Jesus ascribes this title to himself in a veiled way when he disputes with the Pharisees about the meaning of Psalm 110, but also in an explicit way when he addresses his apostles (cf. Mt 22:41-46; Acts 2:34-36; Heb 1:13; Jn 13:13). Throughout his public life, he demonstrated his divine sovereignty by works of power over nature, illnesses, demons, death, and sin.
Very often in the Gospels people address Jesus as “Lord”. This title testifies to the respect and trust of those who approach him for help and healing (cf. Mt 8:2; 14:30; 15:22…). At the prompting of the Holy Spirit, “Lord” expresses the recognition of the divine mystery of Jesus (cf. Lk 1:43; 2:11). In the encounter with the risen Jesus, this title becomes adoration: “My Lord and my God!” It thus takes on a connotation of love and affection that remains proper to the Christian tradition: “It is the Lord!” (Jn 20:28; Jn 21:7)
By attributing to Jesus the divine title “Lord,” the first confessions of the Church’s faith affirm from the beginning that the power, honor, and glory due to God the Father are due also to Jesus, because “he was in the form of God,” (cf. Acts 2:34-36; Rom 9:5; Tit 2:13; Rev 5:13; Phil 2:6) and the Father manifested the sovereignty of Jesus by raising him from the dead and exalting him into his glory (cf. Rom 10:9; 1 Cor 12:3; Phil 2:9-11).
From the beginning of Christian history, the assertion of Christ’s lordship over the world and over history has implicitly recognized that man should not submit his personal freedom in an absolute manner to any earthly power, but only to God the Father and the Lord Jesus Christ: Caesar is not “the Lord” (cf. Rev 11:15; Mk 12:17; Acts 5:29). “The Church …believes that the key, the center, and the purpose of the whole of man’s history is to be found in its Lord and Master.”

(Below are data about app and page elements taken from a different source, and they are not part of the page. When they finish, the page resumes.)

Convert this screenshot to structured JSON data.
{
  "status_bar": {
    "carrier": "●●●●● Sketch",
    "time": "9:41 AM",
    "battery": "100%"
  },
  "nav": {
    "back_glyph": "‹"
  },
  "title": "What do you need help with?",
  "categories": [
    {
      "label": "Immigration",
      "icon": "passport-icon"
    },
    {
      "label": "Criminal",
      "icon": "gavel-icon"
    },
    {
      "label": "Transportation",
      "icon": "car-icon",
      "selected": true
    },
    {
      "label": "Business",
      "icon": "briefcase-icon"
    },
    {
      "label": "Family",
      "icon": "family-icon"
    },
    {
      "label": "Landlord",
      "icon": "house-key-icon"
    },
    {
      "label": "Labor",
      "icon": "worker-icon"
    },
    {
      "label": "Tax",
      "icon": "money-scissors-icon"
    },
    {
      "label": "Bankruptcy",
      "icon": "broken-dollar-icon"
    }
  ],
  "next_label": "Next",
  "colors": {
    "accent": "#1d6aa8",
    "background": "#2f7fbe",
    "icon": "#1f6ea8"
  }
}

Christian prayer is characterized by the title “Lord,” whether in the invitation to prayer (“The Lord be with you.”), its conclusion (“through Christ our Lord”), or the exclamation full of trust and hope: Maran atha (“Our Lord, come!”), or Marana tha (“Come, Lord!”) – “Amen. Come, Lord Jesus!” (1 Cor 16:22; Rev 22:20)